Along with these were three pieces of bruschetta made from superb bread (a
rye sourdough, perhaps) that had, inexplicably, been toasted on one side only. And the toppings were bizarre: pairing prosciutto with blue cheese takes fusion far too far; poor-quality mozzarella needs better-quality tomato to hide behind; and grilled mushrooms? What is this? Breakfast?
A dish described as "fresh tarakihi" was two slabs of battered and deep-fried fish. (I mentioned as I paid the bill that I had never seen battered fish served without the word "battered", or better still, the phrase "fish 'n' chips" on the menu and to her credit, the hostess took it off the bill.)
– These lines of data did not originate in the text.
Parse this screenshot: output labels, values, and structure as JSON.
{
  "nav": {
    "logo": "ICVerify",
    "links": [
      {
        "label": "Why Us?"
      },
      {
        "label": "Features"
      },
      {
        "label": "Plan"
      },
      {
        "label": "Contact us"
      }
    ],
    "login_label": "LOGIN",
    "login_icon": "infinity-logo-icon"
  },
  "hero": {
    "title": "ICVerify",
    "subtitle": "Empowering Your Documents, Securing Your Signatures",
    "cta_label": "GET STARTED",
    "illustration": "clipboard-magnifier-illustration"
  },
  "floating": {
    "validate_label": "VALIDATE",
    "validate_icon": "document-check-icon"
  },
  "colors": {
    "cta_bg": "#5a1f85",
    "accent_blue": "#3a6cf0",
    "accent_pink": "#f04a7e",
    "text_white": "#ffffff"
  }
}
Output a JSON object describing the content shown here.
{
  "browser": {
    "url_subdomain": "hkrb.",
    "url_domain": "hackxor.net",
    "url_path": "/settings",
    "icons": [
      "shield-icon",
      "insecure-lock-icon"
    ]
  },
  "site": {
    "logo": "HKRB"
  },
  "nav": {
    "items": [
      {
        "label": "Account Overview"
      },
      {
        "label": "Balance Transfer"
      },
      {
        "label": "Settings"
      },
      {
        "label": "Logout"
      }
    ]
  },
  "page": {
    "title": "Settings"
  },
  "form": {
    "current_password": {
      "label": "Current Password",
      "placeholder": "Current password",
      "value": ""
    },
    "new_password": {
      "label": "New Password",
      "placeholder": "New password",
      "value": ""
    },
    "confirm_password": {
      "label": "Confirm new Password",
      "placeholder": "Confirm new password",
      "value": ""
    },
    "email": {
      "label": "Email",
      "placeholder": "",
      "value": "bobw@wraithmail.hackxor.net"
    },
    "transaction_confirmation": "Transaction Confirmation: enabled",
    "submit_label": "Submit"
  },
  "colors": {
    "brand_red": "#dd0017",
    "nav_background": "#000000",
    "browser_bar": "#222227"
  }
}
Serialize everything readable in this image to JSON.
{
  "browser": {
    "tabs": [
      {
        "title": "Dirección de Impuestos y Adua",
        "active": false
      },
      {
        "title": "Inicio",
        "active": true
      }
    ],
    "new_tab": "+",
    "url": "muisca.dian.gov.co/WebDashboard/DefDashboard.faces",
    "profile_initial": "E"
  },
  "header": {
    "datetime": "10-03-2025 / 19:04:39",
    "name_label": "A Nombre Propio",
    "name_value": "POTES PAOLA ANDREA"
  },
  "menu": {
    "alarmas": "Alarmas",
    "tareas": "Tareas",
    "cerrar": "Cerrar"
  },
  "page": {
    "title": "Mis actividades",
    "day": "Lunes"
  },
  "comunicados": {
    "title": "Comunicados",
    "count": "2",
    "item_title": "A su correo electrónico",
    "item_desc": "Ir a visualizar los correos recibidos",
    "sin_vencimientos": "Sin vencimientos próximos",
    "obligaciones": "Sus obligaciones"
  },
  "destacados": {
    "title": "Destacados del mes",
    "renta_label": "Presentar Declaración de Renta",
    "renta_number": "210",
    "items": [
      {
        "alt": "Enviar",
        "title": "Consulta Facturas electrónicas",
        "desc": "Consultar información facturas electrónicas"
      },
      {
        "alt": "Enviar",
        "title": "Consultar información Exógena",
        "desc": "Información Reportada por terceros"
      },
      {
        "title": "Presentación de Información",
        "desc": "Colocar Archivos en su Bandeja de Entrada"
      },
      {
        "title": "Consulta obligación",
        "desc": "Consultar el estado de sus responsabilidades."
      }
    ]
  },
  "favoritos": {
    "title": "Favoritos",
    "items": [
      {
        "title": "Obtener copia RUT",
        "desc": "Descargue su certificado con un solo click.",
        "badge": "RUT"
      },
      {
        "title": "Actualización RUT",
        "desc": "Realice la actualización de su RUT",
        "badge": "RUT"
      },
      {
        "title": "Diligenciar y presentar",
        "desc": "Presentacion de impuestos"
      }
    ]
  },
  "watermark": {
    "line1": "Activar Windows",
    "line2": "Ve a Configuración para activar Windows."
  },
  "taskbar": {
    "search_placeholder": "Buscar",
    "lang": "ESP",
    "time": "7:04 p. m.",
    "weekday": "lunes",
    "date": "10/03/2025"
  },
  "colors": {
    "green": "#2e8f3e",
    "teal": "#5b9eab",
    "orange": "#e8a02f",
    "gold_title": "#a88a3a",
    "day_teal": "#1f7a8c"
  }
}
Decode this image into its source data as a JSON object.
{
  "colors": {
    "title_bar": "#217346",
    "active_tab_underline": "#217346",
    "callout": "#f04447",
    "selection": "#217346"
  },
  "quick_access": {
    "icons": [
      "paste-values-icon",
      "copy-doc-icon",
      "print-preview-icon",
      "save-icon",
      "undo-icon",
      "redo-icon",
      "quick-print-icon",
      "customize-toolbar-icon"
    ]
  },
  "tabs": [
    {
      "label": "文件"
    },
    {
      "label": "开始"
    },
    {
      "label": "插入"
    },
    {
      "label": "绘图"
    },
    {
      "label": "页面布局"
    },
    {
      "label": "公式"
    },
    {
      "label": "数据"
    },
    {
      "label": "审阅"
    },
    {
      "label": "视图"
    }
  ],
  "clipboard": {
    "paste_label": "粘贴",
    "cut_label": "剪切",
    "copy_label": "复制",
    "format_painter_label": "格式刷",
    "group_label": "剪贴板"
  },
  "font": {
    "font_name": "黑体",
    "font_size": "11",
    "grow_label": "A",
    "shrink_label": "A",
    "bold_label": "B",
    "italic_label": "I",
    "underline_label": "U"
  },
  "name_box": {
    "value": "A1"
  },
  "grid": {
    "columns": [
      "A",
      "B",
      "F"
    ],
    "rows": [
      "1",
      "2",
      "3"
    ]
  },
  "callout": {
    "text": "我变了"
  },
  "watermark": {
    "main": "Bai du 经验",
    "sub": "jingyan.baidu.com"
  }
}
That left a steak, cooked marginally beyond the requested medium-rare, but that was because it was cut too thin. It was as bare and cheerless as a convent cloister - the red wine jus looked like a stain on the plate - and came with "rustic" roast spuds, which unless the word "rustic" means tepid and soggy probably referred to the fact that they weren't peeled. And if you're going to use the words "garden salad" on a menu, you have to do more than take a handful of mesclun out of a cellophane bag.
I implored the Professor to forgo dessert, but she told me it was the only reason she came out with me and charged into a frozen yoghurt concoction topped with a profiterole. I think I have mentioned before that the Professor's profiteroles are among the most sublime outside Europe and I knew this wasn't going to end well. All she said when she had completed her excavations was that she quite liked frozen yoghurt.
"Oh, well," I said as we headed for the bridge, "at least it saved me from cooking".
"Never mind" she replied. "I'll cook tomorrow night. I'll do spinach-and-feta pie."
Sharing is Caring: $10-$35; Dinner time!: $19.50-$33
Verdict: A dismal dinner but that view is to die for.